Domestic Violence NSW CEO, Moo Baulch, is unhappy with the planned review of the Safe Schools program:
The Safe Schools Coalition has been in the public firing line, with Coalition MP George Christensen being the latest conservative politician attempting to discredit the program, bizarrely likening the anti-bullying initiative to grooming undertaken by sexual predators.
This follows Cory Bernadi’s vitriolic hate speech on Thursday, causing PM Malcolm Turnbull to crumble under pressure from the extreme right and to order a review of the Safe Schools program.
Baulch ignores ALP senator Joe Bullock’s view that Safe Schools is “terrible” and “should be immediately stopped”. And while Baulch alleges “vitriolic hate speech”, she offers not a single example because she is – as lefties are prone to – grossly exaggerating.
Here’s Christensen’s perfectly sensible allusion:
Outspoken Queensland backbencher George Christensen on Thursday claimed the program recommends pornographic content, sex shops, sex clubs and adult communities to schoolchildren.
He also said it directed students to websites that advise students on sex toys and sadomasochism. He singled out the website of LGBT youth organisation Minus18 for particular criticism.
The website has advice on chest binding, penis tucking and sex toys and links to other sites that promote pornography, group sex and gay bars, he claimed. It also gives children advice on how to cover their tracks by hiding their browser history.
“This material is putting children at risk of being sexualised at an early age,” he said.
“If a man exposed a child to these websites, sex clubs, sex shops and online communities on the internet we would call this a paedophile grooming a victim.“
For his part, Bernardi, in questioning the program, says absolutely nothing even remotely close to homophobic hate speech.
Note also that Baulch, who claims misogyny is the root cause of male on female domestic violence, sees a different dynamic at play in LGBTIQ relationships
Hate speech is not acceptable anywhere – in our schools, parliaments or communities. We have strong evidence showing that our young LGBTIQ people are increasingly exposed to horrific violence in their homes and schools and that they are targeted because of their difference. We also know that those experiences impact on young people’s ability to form healthy adult relationships and make safe choices. Gay men and lesbians experience violence in intimate partnerships at similar rates to cisgender heterosexual women, for trans and intersex people international research suggests the rates are even higher.
It’s self-evident that approximately equal rates of violence across gay, lesbian and heterosexual partnerships makes questionable the nomination of misogyny as the cause of heterosexual domestic violence.
Baulch’s bias makes Domestic Violence NSW a dubious provider of effective “specialist domestic and family violence services”.
Finally, a Safe Schools language adjustment video.
Update: The condensed written version of language adjustment:
She and He are gendered pronouns.
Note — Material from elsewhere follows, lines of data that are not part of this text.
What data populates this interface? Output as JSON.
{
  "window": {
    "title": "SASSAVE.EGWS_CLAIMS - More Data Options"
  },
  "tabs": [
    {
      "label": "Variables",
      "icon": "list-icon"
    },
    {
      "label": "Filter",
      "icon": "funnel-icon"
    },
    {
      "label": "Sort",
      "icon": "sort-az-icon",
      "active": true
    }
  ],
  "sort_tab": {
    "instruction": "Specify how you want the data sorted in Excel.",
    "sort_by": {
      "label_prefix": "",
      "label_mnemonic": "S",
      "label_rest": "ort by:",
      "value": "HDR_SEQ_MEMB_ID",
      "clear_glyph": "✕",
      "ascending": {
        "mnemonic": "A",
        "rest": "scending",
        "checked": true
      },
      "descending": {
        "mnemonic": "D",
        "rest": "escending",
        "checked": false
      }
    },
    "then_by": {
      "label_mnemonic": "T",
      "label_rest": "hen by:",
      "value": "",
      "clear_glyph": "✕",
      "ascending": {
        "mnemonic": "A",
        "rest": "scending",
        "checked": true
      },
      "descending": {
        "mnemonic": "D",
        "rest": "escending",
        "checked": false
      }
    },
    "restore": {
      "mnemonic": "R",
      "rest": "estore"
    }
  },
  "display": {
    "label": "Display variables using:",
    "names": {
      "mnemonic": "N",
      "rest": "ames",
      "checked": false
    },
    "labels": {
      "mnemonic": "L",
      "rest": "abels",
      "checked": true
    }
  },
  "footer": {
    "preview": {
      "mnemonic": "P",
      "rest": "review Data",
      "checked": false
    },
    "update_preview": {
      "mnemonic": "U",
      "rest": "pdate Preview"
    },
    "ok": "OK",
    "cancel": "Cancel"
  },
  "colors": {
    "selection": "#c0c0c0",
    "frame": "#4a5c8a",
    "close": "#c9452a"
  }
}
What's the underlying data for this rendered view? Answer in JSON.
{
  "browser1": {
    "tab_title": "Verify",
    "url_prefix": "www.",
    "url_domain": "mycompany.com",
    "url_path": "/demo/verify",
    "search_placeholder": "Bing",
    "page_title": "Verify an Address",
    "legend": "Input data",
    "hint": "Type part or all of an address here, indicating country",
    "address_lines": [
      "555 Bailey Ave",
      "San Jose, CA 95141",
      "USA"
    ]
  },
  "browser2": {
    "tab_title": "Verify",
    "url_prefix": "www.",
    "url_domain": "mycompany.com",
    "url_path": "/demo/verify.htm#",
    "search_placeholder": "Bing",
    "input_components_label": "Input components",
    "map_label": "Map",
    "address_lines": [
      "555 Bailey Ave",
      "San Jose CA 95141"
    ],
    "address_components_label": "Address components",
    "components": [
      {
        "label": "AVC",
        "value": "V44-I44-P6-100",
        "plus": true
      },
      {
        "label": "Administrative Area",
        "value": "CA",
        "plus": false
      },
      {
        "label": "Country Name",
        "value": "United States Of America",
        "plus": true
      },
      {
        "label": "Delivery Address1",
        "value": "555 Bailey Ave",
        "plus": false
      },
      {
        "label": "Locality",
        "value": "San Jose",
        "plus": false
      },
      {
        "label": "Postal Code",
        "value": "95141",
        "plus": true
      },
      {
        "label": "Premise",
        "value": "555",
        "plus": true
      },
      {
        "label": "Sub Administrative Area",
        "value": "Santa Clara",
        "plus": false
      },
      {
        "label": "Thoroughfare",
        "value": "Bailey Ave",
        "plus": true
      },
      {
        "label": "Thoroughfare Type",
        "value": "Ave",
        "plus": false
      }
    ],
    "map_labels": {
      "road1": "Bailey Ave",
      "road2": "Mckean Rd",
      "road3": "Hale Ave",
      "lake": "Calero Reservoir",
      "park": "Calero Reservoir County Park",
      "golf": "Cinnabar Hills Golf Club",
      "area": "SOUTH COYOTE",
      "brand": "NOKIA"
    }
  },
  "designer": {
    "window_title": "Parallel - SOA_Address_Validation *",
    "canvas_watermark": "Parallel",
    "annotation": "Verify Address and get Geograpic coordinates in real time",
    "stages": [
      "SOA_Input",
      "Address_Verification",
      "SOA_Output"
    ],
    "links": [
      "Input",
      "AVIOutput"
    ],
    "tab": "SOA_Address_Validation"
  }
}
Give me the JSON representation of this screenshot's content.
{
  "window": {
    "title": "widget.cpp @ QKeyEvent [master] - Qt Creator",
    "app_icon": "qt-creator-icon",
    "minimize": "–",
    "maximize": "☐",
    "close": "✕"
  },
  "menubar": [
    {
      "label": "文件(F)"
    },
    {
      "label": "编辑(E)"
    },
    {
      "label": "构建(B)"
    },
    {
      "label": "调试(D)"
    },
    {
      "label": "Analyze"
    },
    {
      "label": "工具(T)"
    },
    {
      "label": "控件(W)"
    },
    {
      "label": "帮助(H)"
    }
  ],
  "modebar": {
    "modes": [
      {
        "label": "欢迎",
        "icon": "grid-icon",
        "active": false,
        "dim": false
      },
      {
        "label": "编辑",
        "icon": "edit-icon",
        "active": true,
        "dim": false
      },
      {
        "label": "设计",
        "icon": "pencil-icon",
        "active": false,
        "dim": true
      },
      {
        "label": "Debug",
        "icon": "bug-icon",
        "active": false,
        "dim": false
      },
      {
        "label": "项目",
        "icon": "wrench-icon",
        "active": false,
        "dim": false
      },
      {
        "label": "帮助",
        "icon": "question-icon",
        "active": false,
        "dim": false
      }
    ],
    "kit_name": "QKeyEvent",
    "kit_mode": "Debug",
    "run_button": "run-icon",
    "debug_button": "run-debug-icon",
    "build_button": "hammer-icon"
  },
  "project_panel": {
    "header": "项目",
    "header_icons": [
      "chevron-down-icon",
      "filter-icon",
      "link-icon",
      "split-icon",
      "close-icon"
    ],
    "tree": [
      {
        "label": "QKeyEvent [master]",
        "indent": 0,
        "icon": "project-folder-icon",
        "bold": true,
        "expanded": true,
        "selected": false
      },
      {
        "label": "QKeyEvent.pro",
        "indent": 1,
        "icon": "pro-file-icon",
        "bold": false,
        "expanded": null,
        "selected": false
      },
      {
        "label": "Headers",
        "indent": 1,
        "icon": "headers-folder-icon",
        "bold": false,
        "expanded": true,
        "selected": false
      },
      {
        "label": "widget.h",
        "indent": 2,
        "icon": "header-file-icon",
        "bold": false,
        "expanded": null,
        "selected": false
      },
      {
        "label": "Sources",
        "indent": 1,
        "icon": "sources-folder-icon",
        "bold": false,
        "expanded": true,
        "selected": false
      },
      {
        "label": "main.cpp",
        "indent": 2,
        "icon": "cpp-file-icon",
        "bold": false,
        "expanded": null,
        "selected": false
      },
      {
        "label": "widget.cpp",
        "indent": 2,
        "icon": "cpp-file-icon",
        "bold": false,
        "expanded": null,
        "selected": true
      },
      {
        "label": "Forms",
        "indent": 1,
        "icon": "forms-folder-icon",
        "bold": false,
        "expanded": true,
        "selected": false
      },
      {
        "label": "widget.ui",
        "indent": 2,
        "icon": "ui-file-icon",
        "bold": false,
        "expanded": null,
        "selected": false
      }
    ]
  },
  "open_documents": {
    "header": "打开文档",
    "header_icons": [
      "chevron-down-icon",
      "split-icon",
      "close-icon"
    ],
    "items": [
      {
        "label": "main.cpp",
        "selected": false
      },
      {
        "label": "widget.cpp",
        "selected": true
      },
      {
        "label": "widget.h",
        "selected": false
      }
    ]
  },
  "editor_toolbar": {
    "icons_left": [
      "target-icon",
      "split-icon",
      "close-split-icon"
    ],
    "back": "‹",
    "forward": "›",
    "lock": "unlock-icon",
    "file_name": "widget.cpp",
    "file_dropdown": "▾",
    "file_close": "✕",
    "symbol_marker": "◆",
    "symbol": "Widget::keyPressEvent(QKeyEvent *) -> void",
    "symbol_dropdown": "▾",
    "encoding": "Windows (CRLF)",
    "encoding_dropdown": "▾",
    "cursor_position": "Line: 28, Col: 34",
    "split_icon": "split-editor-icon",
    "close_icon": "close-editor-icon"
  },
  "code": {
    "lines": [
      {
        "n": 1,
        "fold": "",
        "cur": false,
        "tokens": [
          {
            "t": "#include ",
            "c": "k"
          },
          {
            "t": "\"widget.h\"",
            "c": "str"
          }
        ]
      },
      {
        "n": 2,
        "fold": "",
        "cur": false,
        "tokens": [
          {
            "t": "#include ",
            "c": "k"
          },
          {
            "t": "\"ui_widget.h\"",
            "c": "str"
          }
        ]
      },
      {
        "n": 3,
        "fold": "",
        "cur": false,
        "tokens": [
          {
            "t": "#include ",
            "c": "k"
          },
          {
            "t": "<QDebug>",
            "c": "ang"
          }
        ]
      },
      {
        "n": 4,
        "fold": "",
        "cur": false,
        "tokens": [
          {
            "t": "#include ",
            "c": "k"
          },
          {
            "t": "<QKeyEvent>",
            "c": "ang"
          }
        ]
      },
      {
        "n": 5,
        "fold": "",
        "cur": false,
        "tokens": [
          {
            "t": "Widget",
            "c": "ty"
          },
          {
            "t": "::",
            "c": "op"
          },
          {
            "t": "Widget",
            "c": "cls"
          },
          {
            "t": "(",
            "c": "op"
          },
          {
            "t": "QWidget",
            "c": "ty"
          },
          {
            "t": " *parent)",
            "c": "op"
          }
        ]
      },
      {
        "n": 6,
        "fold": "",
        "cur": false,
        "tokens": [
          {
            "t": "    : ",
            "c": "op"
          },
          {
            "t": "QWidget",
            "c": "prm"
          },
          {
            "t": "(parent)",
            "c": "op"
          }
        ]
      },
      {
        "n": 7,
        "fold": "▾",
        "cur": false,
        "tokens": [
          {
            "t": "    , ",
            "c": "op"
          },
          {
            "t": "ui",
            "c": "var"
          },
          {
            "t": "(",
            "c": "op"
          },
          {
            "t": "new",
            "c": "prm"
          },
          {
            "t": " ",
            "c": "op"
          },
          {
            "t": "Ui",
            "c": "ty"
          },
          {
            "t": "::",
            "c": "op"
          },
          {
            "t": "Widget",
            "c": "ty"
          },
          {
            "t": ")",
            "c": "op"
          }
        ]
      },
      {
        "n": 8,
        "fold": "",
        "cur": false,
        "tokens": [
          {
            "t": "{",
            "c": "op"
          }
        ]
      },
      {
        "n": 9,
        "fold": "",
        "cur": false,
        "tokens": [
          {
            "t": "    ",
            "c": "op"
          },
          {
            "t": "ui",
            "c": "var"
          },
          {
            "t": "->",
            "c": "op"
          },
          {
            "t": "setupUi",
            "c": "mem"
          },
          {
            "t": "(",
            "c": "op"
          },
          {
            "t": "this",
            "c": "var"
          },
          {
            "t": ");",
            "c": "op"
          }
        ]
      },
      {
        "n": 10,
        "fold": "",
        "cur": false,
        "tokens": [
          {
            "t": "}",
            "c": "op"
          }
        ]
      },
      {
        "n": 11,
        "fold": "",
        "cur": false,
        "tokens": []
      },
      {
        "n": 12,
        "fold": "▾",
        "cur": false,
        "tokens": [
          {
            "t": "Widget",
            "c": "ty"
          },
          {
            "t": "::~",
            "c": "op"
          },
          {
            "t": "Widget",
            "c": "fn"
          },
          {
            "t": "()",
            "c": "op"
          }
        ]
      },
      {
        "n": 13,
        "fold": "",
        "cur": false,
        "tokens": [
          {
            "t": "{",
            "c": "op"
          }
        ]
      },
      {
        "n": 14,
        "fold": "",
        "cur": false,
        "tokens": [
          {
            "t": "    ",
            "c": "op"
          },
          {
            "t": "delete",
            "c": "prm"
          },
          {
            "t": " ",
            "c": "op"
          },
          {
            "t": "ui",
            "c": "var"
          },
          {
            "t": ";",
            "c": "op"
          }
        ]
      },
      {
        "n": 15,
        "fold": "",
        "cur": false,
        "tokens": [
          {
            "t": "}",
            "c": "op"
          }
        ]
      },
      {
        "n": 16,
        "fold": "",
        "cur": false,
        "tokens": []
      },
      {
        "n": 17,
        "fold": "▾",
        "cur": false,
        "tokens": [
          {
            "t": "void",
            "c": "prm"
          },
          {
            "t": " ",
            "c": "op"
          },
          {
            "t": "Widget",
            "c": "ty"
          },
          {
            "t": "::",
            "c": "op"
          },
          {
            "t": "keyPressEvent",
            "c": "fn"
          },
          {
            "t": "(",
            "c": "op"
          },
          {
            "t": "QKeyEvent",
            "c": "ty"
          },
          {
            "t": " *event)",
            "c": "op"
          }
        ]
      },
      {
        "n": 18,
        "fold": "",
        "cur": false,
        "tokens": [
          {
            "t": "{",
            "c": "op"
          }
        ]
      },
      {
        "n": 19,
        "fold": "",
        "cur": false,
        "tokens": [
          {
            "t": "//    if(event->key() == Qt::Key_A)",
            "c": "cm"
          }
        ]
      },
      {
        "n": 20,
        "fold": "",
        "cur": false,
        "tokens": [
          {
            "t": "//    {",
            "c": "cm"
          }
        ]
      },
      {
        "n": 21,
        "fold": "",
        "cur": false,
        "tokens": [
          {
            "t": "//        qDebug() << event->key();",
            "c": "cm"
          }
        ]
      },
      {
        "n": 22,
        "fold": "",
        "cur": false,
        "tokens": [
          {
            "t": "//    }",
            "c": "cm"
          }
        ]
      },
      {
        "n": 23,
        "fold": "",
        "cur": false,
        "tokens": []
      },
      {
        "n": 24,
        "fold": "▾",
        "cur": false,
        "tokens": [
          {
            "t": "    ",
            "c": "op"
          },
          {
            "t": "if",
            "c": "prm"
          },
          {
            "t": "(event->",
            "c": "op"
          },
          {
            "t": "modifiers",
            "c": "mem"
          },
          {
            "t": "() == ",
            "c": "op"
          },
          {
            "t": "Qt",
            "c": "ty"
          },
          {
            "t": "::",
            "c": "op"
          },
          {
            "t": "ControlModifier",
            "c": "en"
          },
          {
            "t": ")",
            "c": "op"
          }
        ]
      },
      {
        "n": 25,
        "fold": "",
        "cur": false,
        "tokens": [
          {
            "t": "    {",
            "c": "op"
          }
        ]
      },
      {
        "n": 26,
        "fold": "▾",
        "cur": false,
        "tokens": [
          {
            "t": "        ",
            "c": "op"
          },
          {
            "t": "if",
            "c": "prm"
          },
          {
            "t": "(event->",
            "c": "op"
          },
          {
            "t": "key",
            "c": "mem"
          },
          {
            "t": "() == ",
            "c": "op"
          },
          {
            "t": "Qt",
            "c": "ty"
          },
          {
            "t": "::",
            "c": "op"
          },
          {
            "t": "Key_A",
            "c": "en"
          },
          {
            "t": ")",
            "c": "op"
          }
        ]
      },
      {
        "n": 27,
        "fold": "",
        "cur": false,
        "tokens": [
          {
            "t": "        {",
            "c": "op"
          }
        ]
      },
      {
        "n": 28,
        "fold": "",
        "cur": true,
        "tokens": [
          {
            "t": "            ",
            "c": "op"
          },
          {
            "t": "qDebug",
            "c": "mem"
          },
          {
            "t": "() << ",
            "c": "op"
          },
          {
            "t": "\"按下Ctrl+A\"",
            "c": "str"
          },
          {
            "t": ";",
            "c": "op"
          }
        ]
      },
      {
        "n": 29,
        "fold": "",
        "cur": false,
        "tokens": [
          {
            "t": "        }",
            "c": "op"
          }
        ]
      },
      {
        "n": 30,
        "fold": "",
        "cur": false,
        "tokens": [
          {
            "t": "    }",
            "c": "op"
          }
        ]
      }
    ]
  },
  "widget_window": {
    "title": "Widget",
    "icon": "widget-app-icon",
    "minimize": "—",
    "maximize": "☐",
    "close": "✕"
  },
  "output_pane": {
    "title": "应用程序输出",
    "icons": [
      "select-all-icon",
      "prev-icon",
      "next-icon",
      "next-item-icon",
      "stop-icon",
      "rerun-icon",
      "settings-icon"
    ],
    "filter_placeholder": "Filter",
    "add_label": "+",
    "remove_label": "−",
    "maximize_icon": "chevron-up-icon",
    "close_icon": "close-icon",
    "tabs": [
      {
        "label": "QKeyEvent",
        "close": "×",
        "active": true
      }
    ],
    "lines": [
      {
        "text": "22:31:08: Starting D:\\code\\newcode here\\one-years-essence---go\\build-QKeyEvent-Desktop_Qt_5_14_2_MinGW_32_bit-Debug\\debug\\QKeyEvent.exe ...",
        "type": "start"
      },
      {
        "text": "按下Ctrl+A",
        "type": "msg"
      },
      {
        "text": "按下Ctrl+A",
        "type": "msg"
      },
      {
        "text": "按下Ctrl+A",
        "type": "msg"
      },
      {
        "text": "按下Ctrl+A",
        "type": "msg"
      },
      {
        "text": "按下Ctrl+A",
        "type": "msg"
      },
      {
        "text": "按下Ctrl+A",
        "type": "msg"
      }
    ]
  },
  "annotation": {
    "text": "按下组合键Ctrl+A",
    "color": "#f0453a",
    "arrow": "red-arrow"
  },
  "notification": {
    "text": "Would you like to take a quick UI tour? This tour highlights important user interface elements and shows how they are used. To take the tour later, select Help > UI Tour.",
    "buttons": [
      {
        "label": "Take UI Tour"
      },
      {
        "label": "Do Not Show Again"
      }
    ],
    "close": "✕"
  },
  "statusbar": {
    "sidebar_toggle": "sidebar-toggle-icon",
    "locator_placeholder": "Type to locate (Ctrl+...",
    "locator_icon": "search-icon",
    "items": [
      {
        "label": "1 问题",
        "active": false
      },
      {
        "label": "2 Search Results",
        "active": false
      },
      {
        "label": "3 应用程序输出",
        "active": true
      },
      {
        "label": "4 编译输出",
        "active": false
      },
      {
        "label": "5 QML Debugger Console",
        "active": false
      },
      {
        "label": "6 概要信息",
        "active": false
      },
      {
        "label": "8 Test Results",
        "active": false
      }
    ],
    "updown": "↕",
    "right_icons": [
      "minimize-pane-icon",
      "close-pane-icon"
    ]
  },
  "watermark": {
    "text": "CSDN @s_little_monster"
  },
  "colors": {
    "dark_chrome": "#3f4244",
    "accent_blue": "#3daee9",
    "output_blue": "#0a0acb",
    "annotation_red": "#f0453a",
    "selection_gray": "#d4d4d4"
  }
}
She is typically used by Female identifying people, similarly He is typically used by Male identifying people.
Both of these are sometimes used by people who don’t identify as male or female.
Gender Neutral Pronouns
They, Xe and Ey are a few common gender neutral pronouns. They’re basically pronouns that don’t imply ‘male’ or ‘female’. Neutral pronouns are typically used by genderqueer and non-binary identifying people.
There are lots of other gender neutral pronouns. They can take a bit of getting used to, but it’s important to use the right ones. If you’re not sure, politely ask!
Most people have preferred pronouns. Whether they use she, he, they, or xe, or anything else can depend that person’s gender identity.
For example it’s common for genderqueer people to prefer they, xe, or other gender neutral pronouns.
Similarly a female or male identifying person might prefer her or he pronouns respectively.
Why they’re important
There are lots of reasons it’s important to use the correct pronouns a person prefers, but the simple answer is it can make a person feel pretty shit when you use the wrong ones.
If someone uses different pronouns to what you might expect, they’ve probably thought long and hard about which ones and why.
Misgendering is a term used to describe accidentally or intentionally using incorrect pronouns about or towards a person, essentially using any pronouns than the ones a person asks people to use.
It’s not always easy to come out and tell people you’re trans* or prefer a new set of pronouns, so using the right ones really is a big deal and a pretty awesome thing.
Do the right thing! Don’t misgender.